EXERCISE: Would you go through the records below and copy each line with the string "metrics"?

PROVIDED RECORDS:
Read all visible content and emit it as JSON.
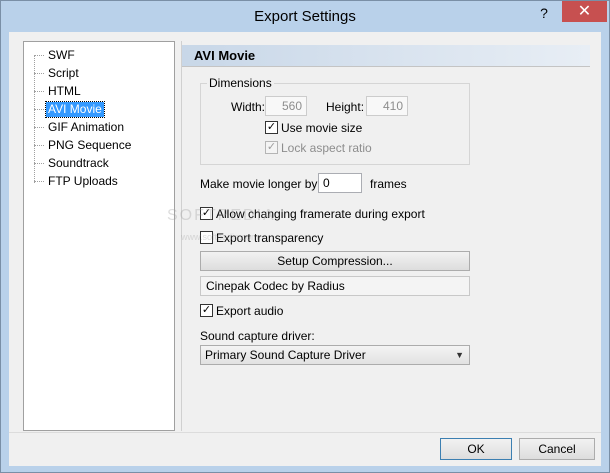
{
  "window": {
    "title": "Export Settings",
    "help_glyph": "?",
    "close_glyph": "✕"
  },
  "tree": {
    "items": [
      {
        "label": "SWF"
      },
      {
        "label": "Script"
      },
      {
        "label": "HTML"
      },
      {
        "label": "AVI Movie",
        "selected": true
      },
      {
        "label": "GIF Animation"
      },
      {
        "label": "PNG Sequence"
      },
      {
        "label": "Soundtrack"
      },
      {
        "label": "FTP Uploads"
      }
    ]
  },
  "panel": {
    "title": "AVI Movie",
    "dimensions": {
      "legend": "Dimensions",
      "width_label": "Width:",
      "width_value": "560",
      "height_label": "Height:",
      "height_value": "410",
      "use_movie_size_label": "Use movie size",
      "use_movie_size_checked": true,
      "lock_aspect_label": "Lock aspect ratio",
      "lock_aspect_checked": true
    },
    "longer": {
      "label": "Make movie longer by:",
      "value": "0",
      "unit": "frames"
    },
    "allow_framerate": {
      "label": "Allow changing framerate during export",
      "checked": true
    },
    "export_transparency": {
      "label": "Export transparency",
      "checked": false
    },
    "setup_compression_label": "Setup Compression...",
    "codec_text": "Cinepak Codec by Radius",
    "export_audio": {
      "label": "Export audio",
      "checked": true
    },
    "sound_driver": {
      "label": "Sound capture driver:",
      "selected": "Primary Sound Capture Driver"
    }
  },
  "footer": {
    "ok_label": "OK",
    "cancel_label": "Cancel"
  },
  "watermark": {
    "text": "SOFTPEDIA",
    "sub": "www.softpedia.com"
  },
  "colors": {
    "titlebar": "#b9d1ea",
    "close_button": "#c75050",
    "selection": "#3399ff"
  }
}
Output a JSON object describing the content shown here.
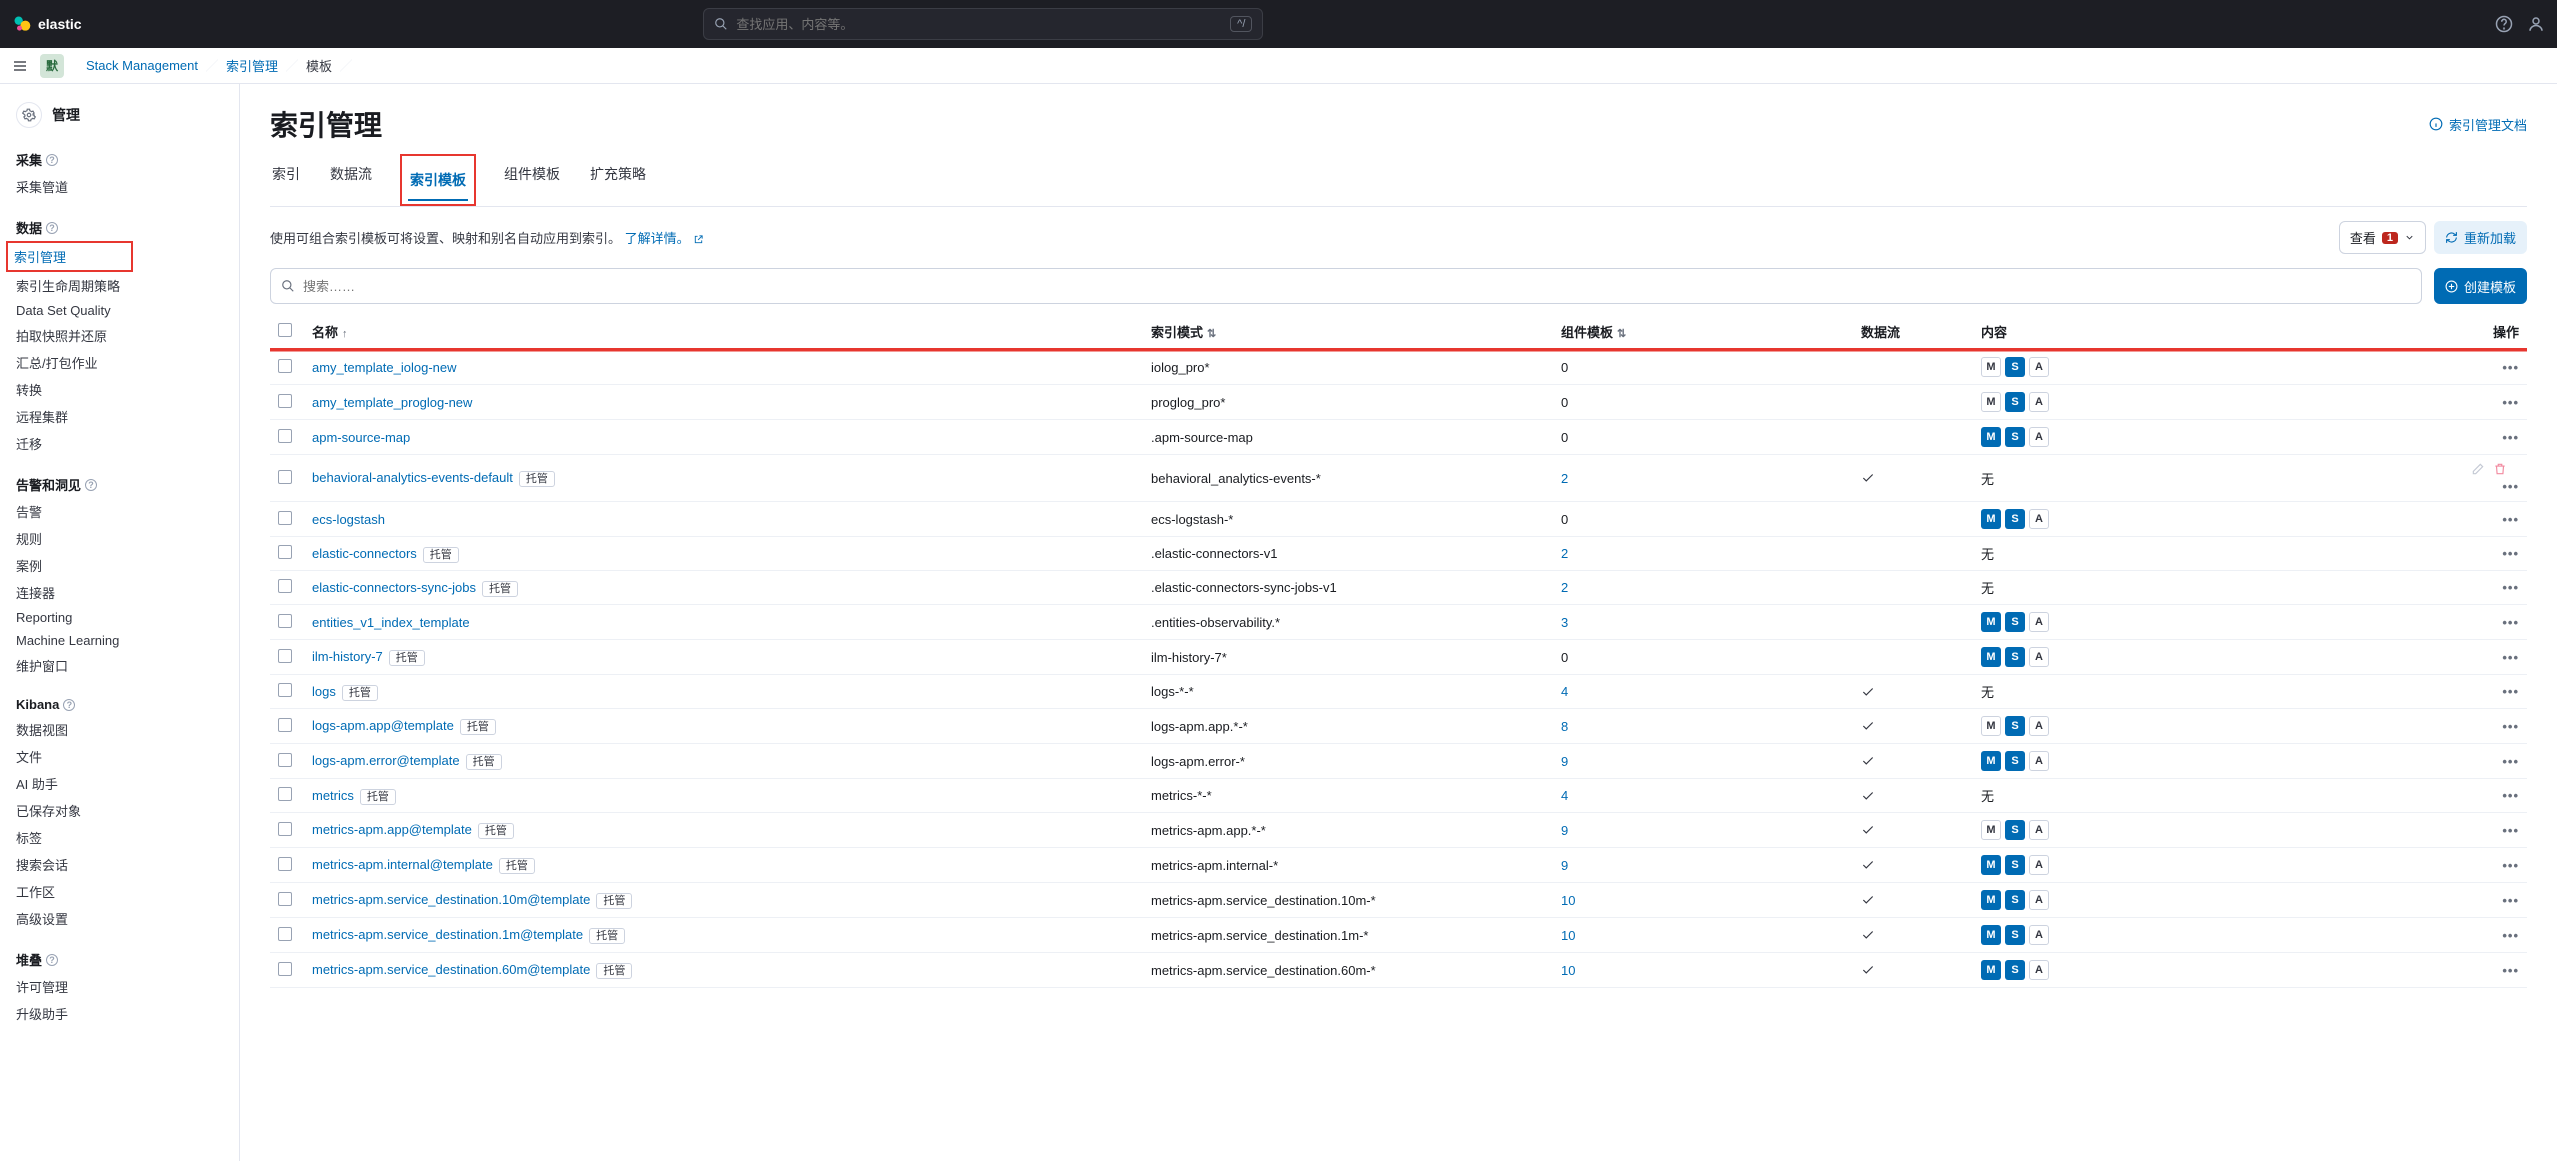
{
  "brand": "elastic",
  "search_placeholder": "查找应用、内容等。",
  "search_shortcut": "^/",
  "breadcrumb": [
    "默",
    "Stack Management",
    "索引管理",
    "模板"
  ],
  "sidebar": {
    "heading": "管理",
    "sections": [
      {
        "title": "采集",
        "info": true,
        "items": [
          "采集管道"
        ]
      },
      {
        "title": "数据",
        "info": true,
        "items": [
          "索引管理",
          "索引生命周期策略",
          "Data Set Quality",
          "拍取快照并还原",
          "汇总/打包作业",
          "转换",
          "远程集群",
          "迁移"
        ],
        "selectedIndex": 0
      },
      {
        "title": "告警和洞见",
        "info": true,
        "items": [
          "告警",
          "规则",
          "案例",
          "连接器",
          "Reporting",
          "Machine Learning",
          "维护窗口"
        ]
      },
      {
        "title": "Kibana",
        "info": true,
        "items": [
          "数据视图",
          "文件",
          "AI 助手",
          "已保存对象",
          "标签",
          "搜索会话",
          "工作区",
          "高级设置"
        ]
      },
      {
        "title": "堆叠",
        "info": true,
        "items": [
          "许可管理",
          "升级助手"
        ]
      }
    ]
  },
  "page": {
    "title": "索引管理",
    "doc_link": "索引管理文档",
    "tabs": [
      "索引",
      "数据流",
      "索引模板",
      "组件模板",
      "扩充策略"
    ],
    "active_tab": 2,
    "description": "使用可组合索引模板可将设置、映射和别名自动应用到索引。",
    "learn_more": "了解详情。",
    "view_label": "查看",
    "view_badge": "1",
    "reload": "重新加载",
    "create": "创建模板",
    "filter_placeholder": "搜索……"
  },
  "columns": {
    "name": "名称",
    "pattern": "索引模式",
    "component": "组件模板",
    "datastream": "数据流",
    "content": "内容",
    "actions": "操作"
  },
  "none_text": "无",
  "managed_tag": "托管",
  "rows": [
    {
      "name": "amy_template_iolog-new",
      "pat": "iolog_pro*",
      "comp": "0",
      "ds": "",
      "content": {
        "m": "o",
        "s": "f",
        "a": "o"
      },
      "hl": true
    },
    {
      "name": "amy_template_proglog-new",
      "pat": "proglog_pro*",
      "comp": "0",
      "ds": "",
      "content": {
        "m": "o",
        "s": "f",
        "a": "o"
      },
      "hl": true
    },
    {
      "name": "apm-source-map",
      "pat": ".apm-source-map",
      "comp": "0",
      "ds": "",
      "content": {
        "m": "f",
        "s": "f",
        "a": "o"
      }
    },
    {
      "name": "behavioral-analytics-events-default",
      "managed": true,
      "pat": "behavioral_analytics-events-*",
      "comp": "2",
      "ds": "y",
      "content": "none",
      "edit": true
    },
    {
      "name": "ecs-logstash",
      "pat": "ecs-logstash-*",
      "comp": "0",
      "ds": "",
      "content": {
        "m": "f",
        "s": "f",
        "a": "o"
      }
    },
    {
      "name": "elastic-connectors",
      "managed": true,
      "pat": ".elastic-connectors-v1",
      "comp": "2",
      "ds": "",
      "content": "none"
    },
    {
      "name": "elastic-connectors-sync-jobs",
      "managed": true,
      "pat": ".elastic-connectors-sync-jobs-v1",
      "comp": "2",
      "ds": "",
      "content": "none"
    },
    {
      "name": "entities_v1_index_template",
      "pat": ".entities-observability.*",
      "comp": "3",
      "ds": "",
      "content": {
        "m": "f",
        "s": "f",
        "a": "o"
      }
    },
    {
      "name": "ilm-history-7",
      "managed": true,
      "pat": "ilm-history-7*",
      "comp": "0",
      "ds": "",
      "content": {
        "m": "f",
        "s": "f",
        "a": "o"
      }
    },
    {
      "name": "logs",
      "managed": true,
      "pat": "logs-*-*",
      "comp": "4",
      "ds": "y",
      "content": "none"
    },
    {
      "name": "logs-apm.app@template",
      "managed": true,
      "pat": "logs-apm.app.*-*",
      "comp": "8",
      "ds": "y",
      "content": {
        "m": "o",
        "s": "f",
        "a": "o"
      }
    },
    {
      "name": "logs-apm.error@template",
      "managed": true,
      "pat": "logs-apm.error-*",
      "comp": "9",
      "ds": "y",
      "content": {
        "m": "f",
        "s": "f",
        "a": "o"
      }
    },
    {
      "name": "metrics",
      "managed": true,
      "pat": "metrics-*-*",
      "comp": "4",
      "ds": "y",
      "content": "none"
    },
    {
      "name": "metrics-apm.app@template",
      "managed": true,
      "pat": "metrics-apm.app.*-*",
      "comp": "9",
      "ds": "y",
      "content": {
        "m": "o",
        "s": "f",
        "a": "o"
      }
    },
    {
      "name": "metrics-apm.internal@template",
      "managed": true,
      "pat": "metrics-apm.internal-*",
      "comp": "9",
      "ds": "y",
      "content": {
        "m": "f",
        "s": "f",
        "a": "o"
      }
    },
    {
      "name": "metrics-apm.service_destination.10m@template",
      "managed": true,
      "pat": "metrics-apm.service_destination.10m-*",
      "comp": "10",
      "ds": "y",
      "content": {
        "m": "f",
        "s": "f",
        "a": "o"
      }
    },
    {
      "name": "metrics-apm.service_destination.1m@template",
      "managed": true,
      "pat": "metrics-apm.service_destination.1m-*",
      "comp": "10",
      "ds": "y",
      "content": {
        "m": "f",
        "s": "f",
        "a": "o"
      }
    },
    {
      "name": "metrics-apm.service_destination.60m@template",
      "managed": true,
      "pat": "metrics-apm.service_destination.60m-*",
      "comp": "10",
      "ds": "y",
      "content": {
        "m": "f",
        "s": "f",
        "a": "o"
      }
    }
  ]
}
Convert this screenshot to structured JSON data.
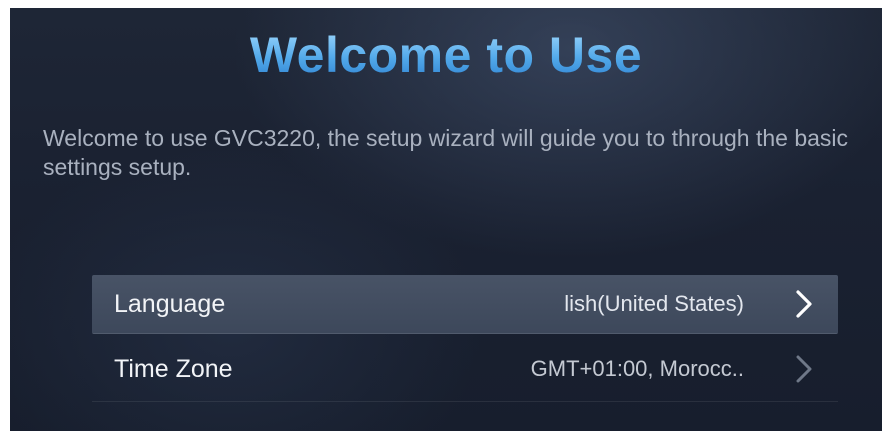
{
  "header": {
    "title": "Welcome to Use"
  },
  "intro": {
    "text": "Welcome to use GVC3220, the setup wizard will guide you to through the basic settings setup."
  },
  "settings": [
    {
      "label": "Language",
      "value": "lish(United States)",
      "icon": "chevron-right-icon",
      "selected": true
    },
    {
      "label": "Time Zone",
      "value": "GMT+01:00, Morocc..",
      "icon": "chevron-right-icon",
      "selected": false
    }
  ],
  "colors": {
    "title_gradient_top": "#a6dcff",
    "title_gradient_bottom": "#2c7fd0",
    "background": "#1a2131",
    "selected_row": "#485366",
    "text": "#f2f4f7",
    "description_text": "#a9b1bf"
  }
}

TASK ANSWER:
      "name": "metrics",
      "pat": "metrics-*-*",
      "name": "metrics-apm.app@template",
      "pat": "metrics-apm.app.*-*",
      "name": "metrics-apm.internal@template",
      "pat": "metrics-apm.internal-*",
      "name": "metrics-apm.service_destination.10m@template",
      "pat": "metrics-apm.service_destination.10m-*",
      "name": "metrics-apm.service_destination.1m@template",
      "pat": "metrics-apm.service_destination.1m-*",
      "name": "metrics-apm.service_destination.60m@template",
      "pat": "metrics-apm.service_destination.60m-*",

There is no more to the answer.